A few comments on what is happening here:
- we are creating a docker container with the name primeHotelDb
- we are using a mcr.microsoft.com/mssql/server:2017-latest docker image
- we are passing ACCEPT_EULA and SA_PASSWORD parameters
- this will set up a password myPass123 for the SQL Server for user sa
- SQL Server will be available on localhost on port 1433, which is a first of the two passed in
Now, let’s check that we can connect to this SQL Server, I’m using an Azure Data Studio, which is a handy tool and I must admit – much quicker then SQL Server Management Studio.
The connection was successful, let’s now make some changes and save it, so that we would know later on, that the state of this container was persisted.
As you can see, I created an empty HotelDB database.
Preserving the container state
The easiest way to preserve the state of a container is to send a docker repository. I choose Docker Hub cause it comes with Docker Desktop installation and it’s free for community use.
But first, we need to:
- commit changes made in our container to a new docker image
- we need to name our image michalbialecki/prime-hotel-db
This is because my Docker Hub account is michalbialecki and it will accept repositories only in that format.
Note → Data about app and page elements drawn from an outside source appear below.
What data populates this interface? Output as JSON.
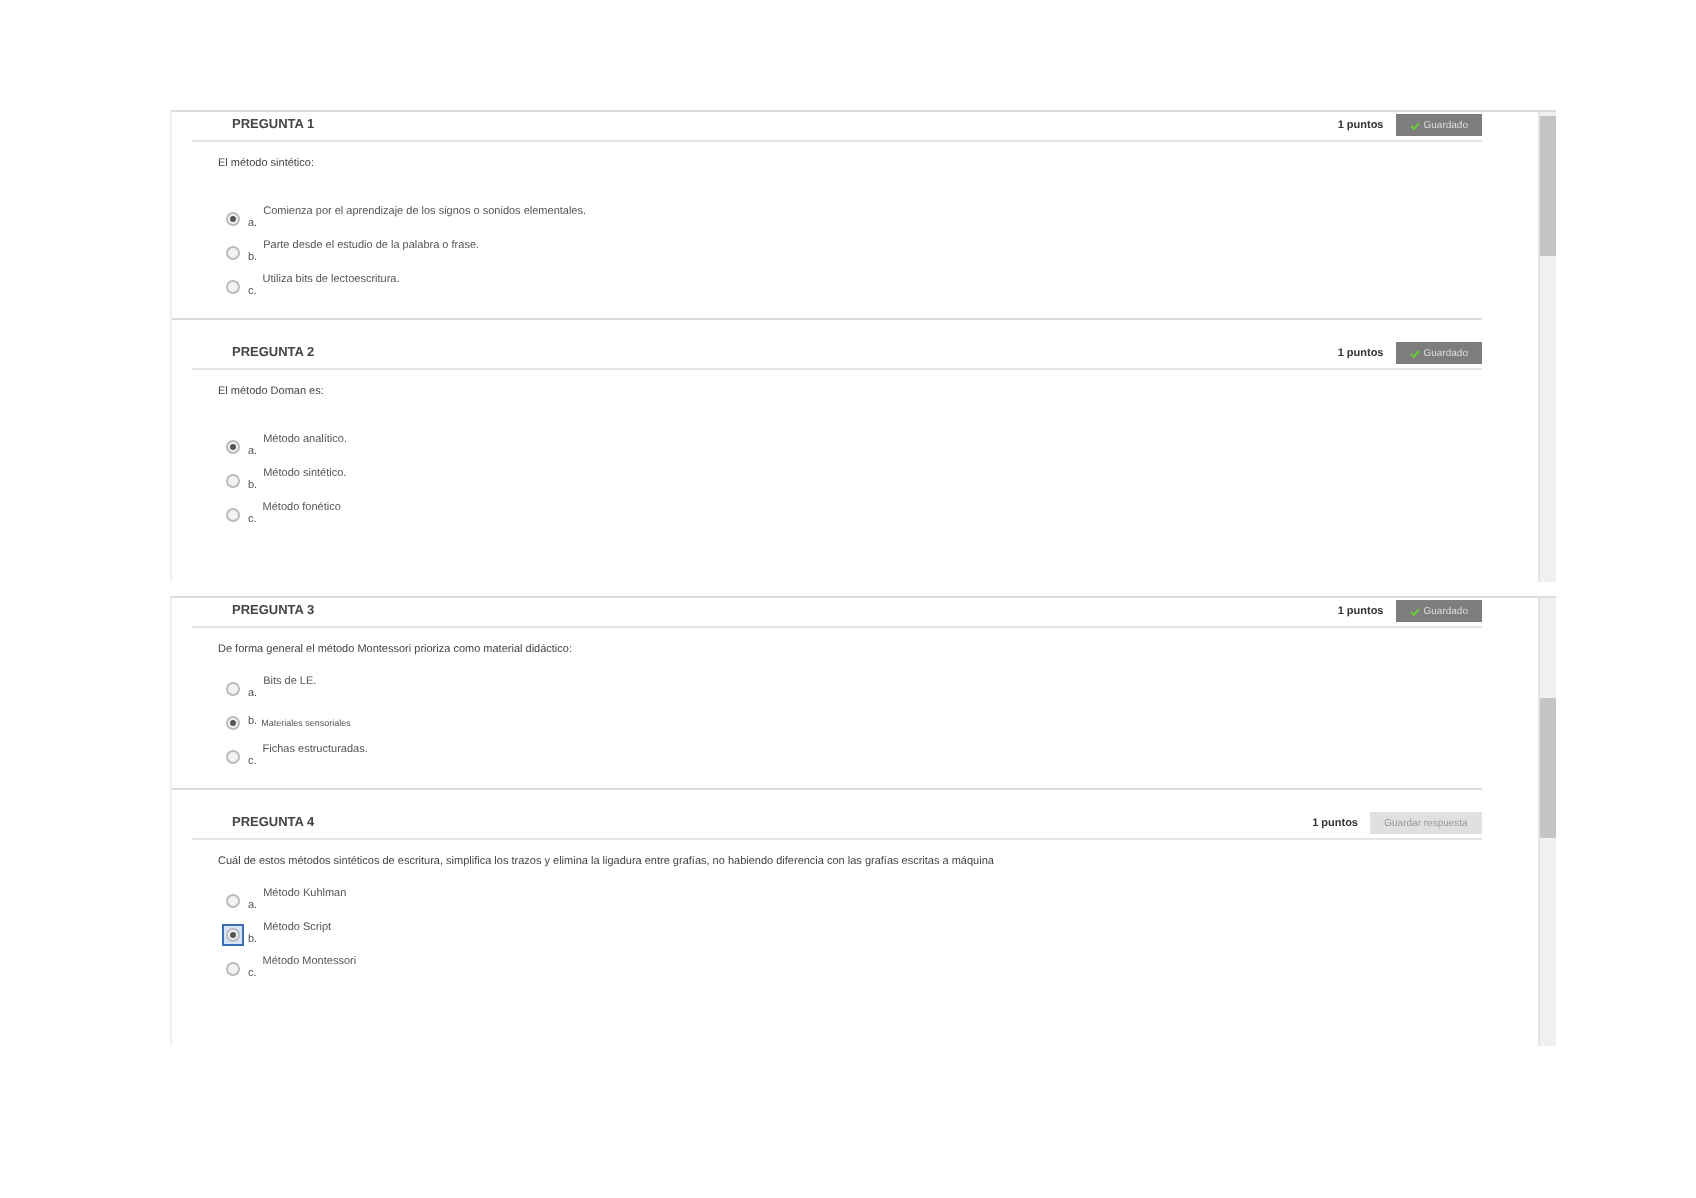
{
  "panels": [
    {
      "questions": [
        {
          "title": "PREGUNTA 1",
          "points": "1 puntos",
          "status": {
            "kind": "saved",
            "label": "Guardado"
          },
          "prompt": "El método sintético:",
          "options": [
            {
              "letter": "a.",
              "text": "Comienza por el aprendizaje de los signos o sonidos elementales.",
              "selected": true,
              "focused": false,
              "kind": "raised"
            },
            {
              "letter": "b.",
              "text": "Parte desde el estudio de la palabra o frase.",
              "selected": false,
              "focused": false,
              "kind": "raised"
            },
            {
              "letter": "c.",
              "text": "Utiliza bits de lectoescritura.",
              "selected": false,
              "focused": false,
              "kind": "raised"
            }
          ]
        },
        {
          "title": "PREGUNTA 2",
          "points": "1 puntos",
          "status": {
            "kind": "saved",
            "label": "Guardado"
          },
          "prompt": "El método Doman es:",
          "options": [
            {
              "letter": "a.",
              "text": "Método analítico.",
              "selected": true,
              "focused": false,
              "kind": "raised"
            },
            {
              "letter": "b.",
              "text": "Método sintético.",
              "selected": false,
              "focused": false,
              "kind": "raised"
            },
            {
              "letter": "c.",
              "text": "Método fonético",
              "selected": false,
              "focused": false,
              "kind": "raised"
            }
          ]
        }
      ]
    },
    {
      "questions": [
        {
          "title": "PREGUNTA 3",
          "points": "1 puntos",
          "status": {
            "kind": "saved",
            "label": "Guardado"
          },
          "prompt": "De forma general el método Montessori prioriza  como material didáctico:",
          "options": [
            {
              "letter": "a.",
              "text": "Bits de LE.",
              "selected": false,
              "focused": false,
              "kind": "raised"
            },
            {
              "letter": "b.",
              "text": "Materiales sensoriales",
              "selected": true,
              "focused": false,
              "kind": "inline"
            },
            {
              "letter": "c.",
              "text": "Fichas estructuradas.",
              "selected": false,
              "focused": false,
              "kind": "raised"
            }
          ]
        },
        {
          "title": "PREGUNTA 4",
          "points": "1 puntos",
          "status": {
            "kind": "save",
            "label": "Guardar respuesta"
          },
          "prompt": "Cuál de estos métodos sintéticos de escritura, simplifica los trazos y elimina la ligadura entre grafías, no habiendo diferencia con las grafías escritas a máquina",
          "options": [
            {
              "letter": "a.",
              "text": "Método Kuhlman",
              "selected": false,
              "focused": false,
              "kind": "raised"
            },
            {
              "letter": "b.",
              "text": "Método Script",
              "selected": true,
              "focused": true,
              "kind": "raised"
            },
            {
              "letter": "c.",
              "text": "Método Montessori",
              "selected": false,
              "focused": false,
              "kind": "raised"
            }
          ]
        }
      ]
    }
  ]
}
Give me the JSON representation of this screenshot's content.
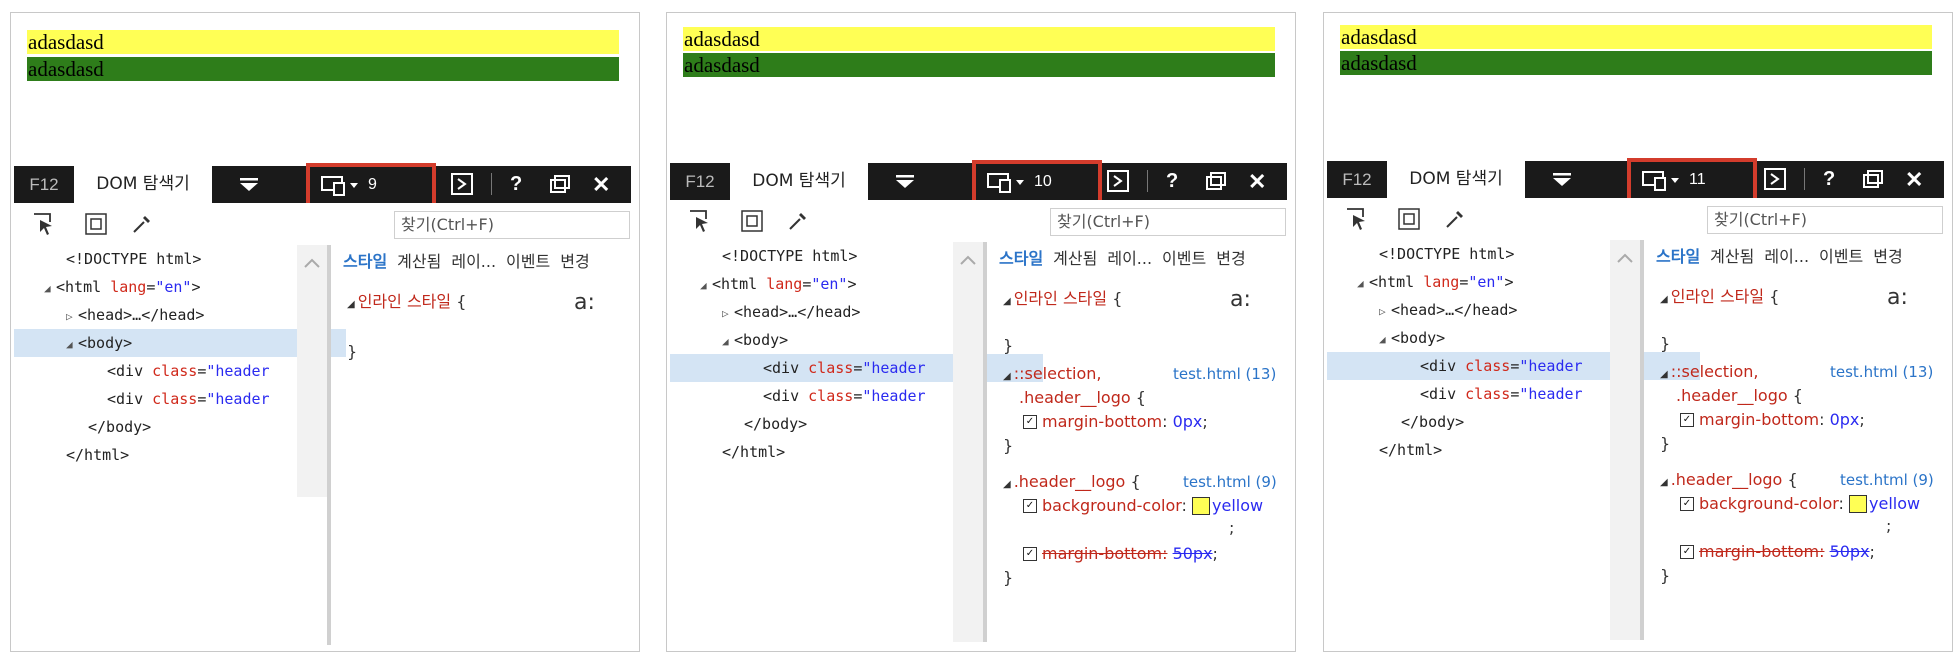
{
  "page": {
    "lines": [
      "adasdasd",
      "adasdasd"
    ]
  },
  "devtools": {
    "f12": "F12",
    "dom_tab": "DOM 탐색기",
    "find_placeholder": "찾기(Ctrl+F)",
    "help": "?",
    "close": "✕"
  },
  "dom": {
    "doctype": "<!DOCTYPE html>",
    "html_open": "<html",
    "lang_attr": "lang",
    "lang_eq": "=",
    "lang_val": "\"en\"",
    "gt": ">",
    "head": "<head>…</head>",
    "body_open": "<body>",
    "div_open": "<div",
    "class_attr": "class",
    "class_eq": "=",
    "class_val": "\"header",
    "body_close": "</body>",
    "html_close": "</html>"
  },
  "styles_tabs": [
    "스타일",
    "계산됨",
    "레이...",
    "이벤트",
    "변경"
  ],
  "styles": {
    "inline": "인라인 스타일",
    "open_brace": "{",
    "close_brace": "}",
    "a_glyph": "a:",
    "rule1_selector_line1": "::selection,",
    "rule1_selector_line2": ".header__logo",
    "rule1_source": "test.html (13)",
    "rule1_prop": "margin-bottom",
    "rule1_val": "0px",
    "rule2_selector": ".header__logo",
    "rule2_source": "test.html (9)",
    "rule2_prop1": "background-color",
    "rule2_val1": "yellow",
    "rule2_prop2": "margin-bottom",
    "rule2_val2": "50px",
    "colon": ":",
    "semicolon": ";"
  },
  "panels": [
    {
      "doc_mode": "9"
    },
    {
      "doc_mode": "10"
    },
    {
      "doc_mode": "11"
    }
  ],
  "colors": {
    "highlight": "#d33c2c",
    "yellow_bar": "#ffff55",
    "green_bar": "#2e7d1a",
    "toolbar": "#1a1a1a"
  }
}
This can be done with a single command
docker commit primeHotelDb michalbialecki/prime-hotel-db
Now let’s check how my docker images look like.
Apart from Microsoft’s original image, there is my new image named michalbialecki/prime-hotel-db.
Let’s send this image to Docker Hub. To do that we need to log in.
docker login --username=michalbialecki
And after providing a valid password you should see something like this:
Next thing we need to do it to push the image to Docker Hub.
docker push michalbialecki/prime-hotel-db
And our docker image will be pushed to the Docker Hub repository.
After the process finish, I can go to the browser and check my Docker Hub account.
Yay! There is my image! In Docker Hub I can add collaborators, so they will be able to push images to my repository as well.
Now let’s check that it really works. Let’s remove my hotel container and repository from my machine.
docker stop primeHotelDb docker rm primeHotelDb
Now if you list your container, there should be no primeHotelDb (docker ps -a).
The next command will remove the docker image.
docker rmi michalbialecki/prime-hotel-db
You can check, that this image was removed (docker images).
The next thing to do is to pull a docker image from Docker Hub.
docker pull michalbialecki/prime-hotel-db
Now let’s create a new image and run the container under the name primeHotelDbV2.
docker run -p 1433:1433 --name primeHotelDbV2 michalbialecki/prime-hotel-db
Then if I connect to the container with Azure Data Studio, I will see, that my HotelDb exists. It means, that changes done to my container were persisted!
In this article, we learned how to:
- set up a docker image with SQL Server inside
- connect to an instance of SQL Server in a container
- save you local changes to a new docker image
- push and share docker image with Docker Hub
As you could see, docker is nothing to be afraid of. It is a great way to host apps regardless of the operating system. It is also a great way to work with SQL Server without the need to install and configure everything yourself.
Hope you found that useful, cheers!
4 thoughts on “Set up a SQL Server in a docker container”
I have a question, I have created the DB in the docker image and have all the tables, I need to get the data file and share it with a windows user that has sql server express installed in his machine, how would I do that?
Great tutorial. Thanks for putting this together. Everything worked as demonstrated.